---------- Supplied material

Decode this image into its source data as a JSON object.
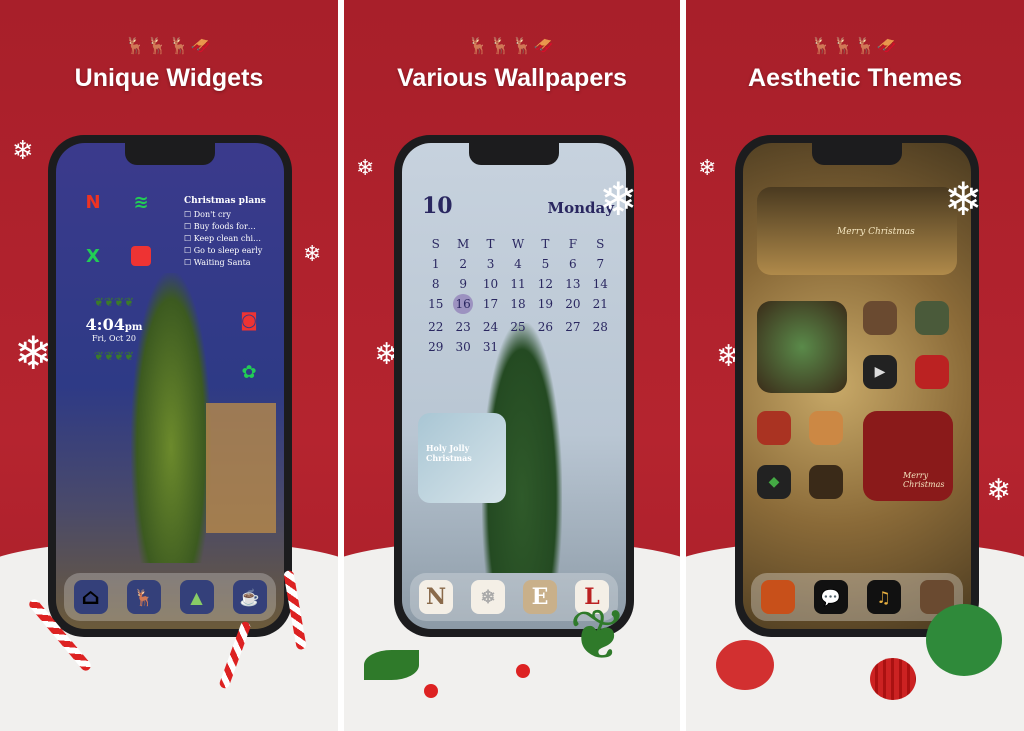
{
  "panels": [
    {
      "title": "Unique Widgets",
      "widget": {
        "title": "Christmas plans",
        "items": [
          "Don't cry",
          "Buy foods for…",
          "Keep clean chi…",
          "Go to sleep early",
          "Waiting Santa"
        ],
        "time": "4:04",
        "ampm": "pm",
        "date": "Fri, Oct 20"
      },
      "apps": [
        "netflix-icon",
        "spotify-icon",
        "x-icon",
        "red-square-icon",
        "camera-icon",
        "flower-icon"
      ]
    },
    {
      "title": "Various Wallpapers",
      "calendar": {
        "day": "10",
        "weekday": "Monday",
        "headers": [
          "S",
          "M",
          "T",
          "W",
          "T",
          "F",
          "S"
        ],
        "days": [
          "1",
          "2",
          "3",
          "4",
          "5",
          "6",
          "7",
          "8",
          "9",
          "10",
          "11",
          "12",
          "13",
          "14",
          "15",
          "16",
          "17",
          "18",
          "19",
          "20",
          "21",
          "22",
          "23",
          "24",
          "25",
          "26",
          "27",
          "28",
          "29",
          "30",
          "31"
        ],
        "today": "16"
      },
      "photo_widget": "Holy Jolly Christmas",
      "dock": [
        "N",
        "❄",
        "E",
        "L"
      ]
    },
    {
      "title": "Aesthetic Themes",
      "banner": "Merry Christmas",
      "card": "Merry Christmas"
    }
  ],
  "colors": {
    "background_red": "#b5242f",
    "snow": "#f1f0ee",
    "calendar_text": "#2a2760"
  }
}
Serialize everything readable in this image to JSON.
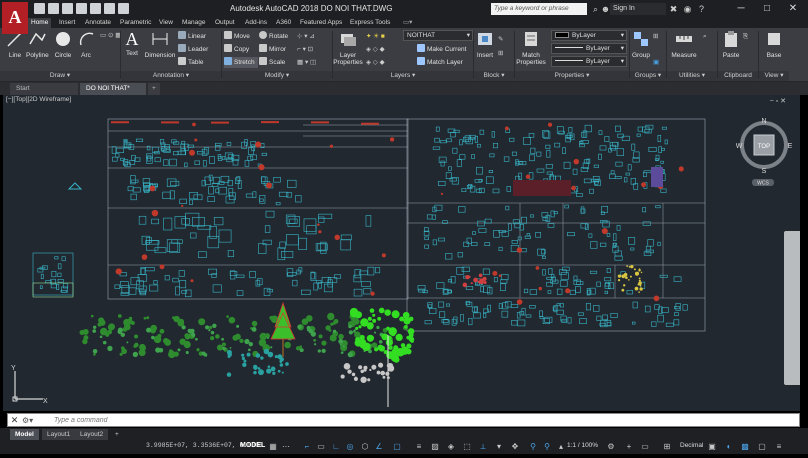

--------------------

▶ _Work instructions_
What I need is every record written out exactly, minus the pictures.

▶ _Final answer_
Decode this image into its source data as a JSON object.
{
  "panels": [
    {
      "title": "Unique Widgets",
      "widget": {
        "title": "Christmas plans",
        "items": [
          "Don't cry",
          "Buy foods for…",
          "Keep clean chi…",
          "Go to sleep early",
          "Waiting Santa"
        ],
        "time": "4:04",
        "ampm": "pm",
        "date": "Fri, Oct 20"
      },
      "apps": [
        "netflix-icon",
        "spotify-icon",
        "x-icon",
        "red-square-icon",
        "camera-icon",
        "flower-icon"
      ]
    },
    {
      "title": "Various Wallpapers",
      "calendar": {
        "day": "10",
        "weekday": "Monday",
        "headers": [
          "S",
          "M",
          "T",
          "W",
          "T",
          "F",
          "S"
        ],
        "days": [
          "1",
          "2",
          "3",
          "4",
          "5",
          "6",
          "7",
          "8",
          "9",
          "10",
          "11",
          "12",
          "13",
          "14",
          "15",
          "16",
          "17",
          "18",
          "19",
          "20",
          "21",
          "22",
          "23",
          "24",
          "25",
          "26",
          "27",
          "28",
          "29",
          "30",
          "31"
        ],
        "today": "16"
      },
      "photo_widget": "Holy Jolly Christmas",
      "dock": [
        "N",
        "❄",
        "E",
        "L"
      ]
    },
    {
      "title": "Aesthetic Themes",
      "banner": "Merry Christmas",
      "card": "Merry Christmas"
    }
  ],
  "colors": {
    "background_red": "#b5242f",
    "snow": "#f1f0ee",
    "calendar_text": "#2a2760"
  }
}
Serialize everything readable in this image to JSON.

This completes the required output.